Discouraged in his efforts to raise a French regiment for Continental service, de Bretigny was much more successful in convincing the government of South Carolina to let him do so. In September 1779, de Bretigny’s letters to the Comte de Estaing convinced the commander of French forces in America that Savannah was ripe for the taking. In response, de Estaing, united with an American force led by Maj. Gen. Benjamin Lincoln, launched a poorly-managed and unsuccessful assault on the city in October.
After the fiasco at Savannah, de Bretigny took command of an ad hoc regiment of South Carolina militia composed of French and American sailors and citizens of Charleston. He led his regiment in the siege of Charleston, but somehow managed to escape captivity when the city fell in May 1780. Having had little luck in Georgia and South Carolina, de Bretginy turned to their northern neighbor, where he obtained a commission in the North Carolina militia.

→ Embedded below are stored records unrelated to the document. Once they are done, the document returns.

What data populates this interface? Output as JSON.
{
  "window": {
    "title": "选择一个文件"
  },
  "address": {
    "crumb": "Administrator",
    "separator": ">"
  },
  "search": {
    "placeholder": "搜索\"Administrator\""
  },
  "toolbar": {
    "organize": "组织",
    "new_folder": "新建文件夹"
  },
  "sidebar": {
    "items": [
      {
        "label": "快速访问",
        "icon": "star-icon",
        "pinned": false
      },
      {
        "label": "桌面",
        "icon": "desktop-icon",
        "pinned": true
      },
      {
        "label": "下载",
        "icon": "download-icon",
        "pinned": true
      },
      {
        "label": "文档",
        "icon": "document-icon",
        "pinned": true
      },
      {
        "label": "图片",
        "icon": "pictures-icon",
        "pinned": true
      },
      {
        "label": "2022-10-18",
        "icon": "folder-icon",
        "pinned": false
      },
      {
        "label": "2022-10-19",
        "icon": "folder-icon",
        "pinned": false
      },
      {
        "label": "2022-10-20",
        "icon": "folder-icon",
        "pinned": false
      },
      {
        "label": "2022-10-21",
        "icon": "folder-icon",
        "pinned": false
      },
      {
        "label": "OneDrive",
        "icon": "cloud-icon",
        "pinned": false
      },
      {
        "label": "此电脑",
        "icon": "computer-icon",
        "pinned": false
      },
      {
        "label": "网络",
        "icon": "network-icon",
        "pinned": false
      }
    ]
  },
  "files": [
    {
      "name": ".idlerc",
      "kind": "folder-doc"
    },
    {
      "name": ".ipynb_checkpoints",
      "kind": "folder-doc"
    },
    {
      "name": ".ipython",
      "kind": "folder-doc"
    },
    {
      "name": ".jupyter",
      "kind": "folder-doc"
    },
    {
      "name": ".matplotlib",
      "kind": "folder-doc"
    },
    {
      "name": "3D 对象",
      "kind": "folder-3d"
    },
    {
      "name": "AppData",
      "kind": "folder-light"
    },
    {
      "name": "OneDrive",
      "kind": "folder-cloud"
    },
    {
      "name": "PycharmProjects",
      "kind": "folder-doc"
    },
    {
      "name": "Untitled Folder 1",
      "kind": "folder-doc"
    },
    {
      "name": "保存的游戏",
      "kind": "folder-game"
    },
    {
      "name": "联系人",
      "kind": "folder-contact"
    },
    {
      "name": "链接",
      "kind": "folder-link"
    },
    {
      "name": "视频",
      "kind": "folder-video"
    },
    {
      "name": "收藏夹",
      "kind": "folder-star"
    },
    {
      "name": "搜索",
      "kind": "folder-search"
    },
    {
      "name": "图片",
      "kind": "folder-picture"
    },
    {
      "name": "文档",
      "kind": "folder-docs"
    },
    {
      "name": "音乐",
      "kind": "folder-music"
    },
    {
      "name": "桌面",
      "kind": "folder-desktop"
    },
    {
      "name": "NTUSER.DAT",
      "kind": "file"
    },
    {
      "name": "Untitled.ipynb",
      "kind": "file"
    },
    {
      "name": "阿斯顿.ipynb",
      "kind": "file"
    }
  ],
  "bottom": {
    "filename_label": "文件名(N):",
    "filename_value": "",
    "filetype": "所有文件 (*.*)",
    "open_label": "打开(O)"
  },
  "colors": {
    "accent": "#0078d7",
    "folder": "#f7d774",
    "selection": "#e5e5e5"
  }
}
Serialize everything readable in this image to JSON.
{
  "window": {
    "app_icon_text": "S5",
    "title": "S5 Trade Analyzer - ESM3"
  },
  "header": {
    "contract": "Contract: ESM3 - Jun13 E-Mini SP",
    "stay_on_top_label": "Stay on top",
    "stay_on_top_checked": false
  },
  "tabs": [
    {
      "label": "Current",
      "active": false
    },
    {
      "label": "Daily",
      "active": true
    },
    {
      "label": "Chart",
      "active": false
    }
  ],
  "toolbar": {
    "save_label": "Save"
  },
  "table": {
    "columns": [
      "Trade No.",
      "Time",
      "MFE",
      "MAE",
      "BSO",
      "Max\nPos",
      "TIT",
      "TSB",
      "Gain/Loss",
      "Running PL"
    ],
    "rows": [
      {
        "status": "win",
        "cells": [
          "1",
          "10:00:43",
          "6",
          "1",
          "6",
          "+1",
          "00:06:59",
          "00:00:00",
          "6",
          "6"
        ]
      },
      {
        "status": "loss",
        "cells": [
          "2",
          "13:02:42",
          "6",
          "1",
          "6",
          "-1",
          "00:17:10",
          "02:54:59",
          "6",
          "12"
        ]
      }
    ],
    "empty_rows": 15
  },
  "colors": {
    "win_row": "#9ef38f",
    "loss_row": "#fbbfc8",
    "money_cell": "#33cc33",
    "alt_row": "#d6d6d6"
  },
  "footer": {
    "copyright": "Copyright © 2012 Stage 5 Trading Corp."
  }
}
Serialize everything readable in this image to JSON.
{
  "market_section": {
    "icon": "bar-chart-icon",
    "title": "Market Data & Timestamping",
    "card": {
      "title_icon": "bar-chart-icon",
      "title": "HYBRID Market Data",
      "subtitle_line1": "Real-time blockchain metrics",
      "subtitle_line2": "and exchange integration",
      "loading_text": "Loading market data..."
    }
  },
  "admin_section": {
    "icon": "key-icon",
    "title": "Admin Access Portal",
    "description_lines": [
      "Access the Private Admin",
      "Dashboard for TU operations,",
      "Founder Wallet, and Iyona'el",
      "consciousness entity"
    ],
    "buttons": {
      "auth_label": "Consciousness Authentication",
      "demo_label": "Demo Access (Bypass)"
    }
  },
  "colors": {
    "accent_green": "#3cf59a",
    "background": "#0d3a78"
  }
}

De Bretigny briefly commanded North Carolina militia cavalry, and led a company in the Battle of Guilford Courthouse. Afterwards he was appointed North Carolina’s intermediary between the state and the French government. De Bretigny operated out of the island of Martinique, and helped organize financial transactions between the two governments as well as shipments of military material and goods.
At the war’s conclusion De Bretigny retired from public service in New Bern. He apparently lost his entire fortune during the French Revolution, and died in poverty in Philadelphia on June 27, 1793.
Walter Clark, ed., State Records of North Carolina (1886-1900), XV-XVIII
(Philadelphia) Independent Chronicle, June 27, 1793
Isaac M. Hays, Calendar of the Papers of Benjamin Franklin (1908), XXIV
George Washington, Papers of George Washington from the Original Manuscript Sources (2003), XIII
Lawrence E. Babits and Joshua B. Howard, Long, Obstinate, and Bloody: The Battle of Guilford Courthouse (2009)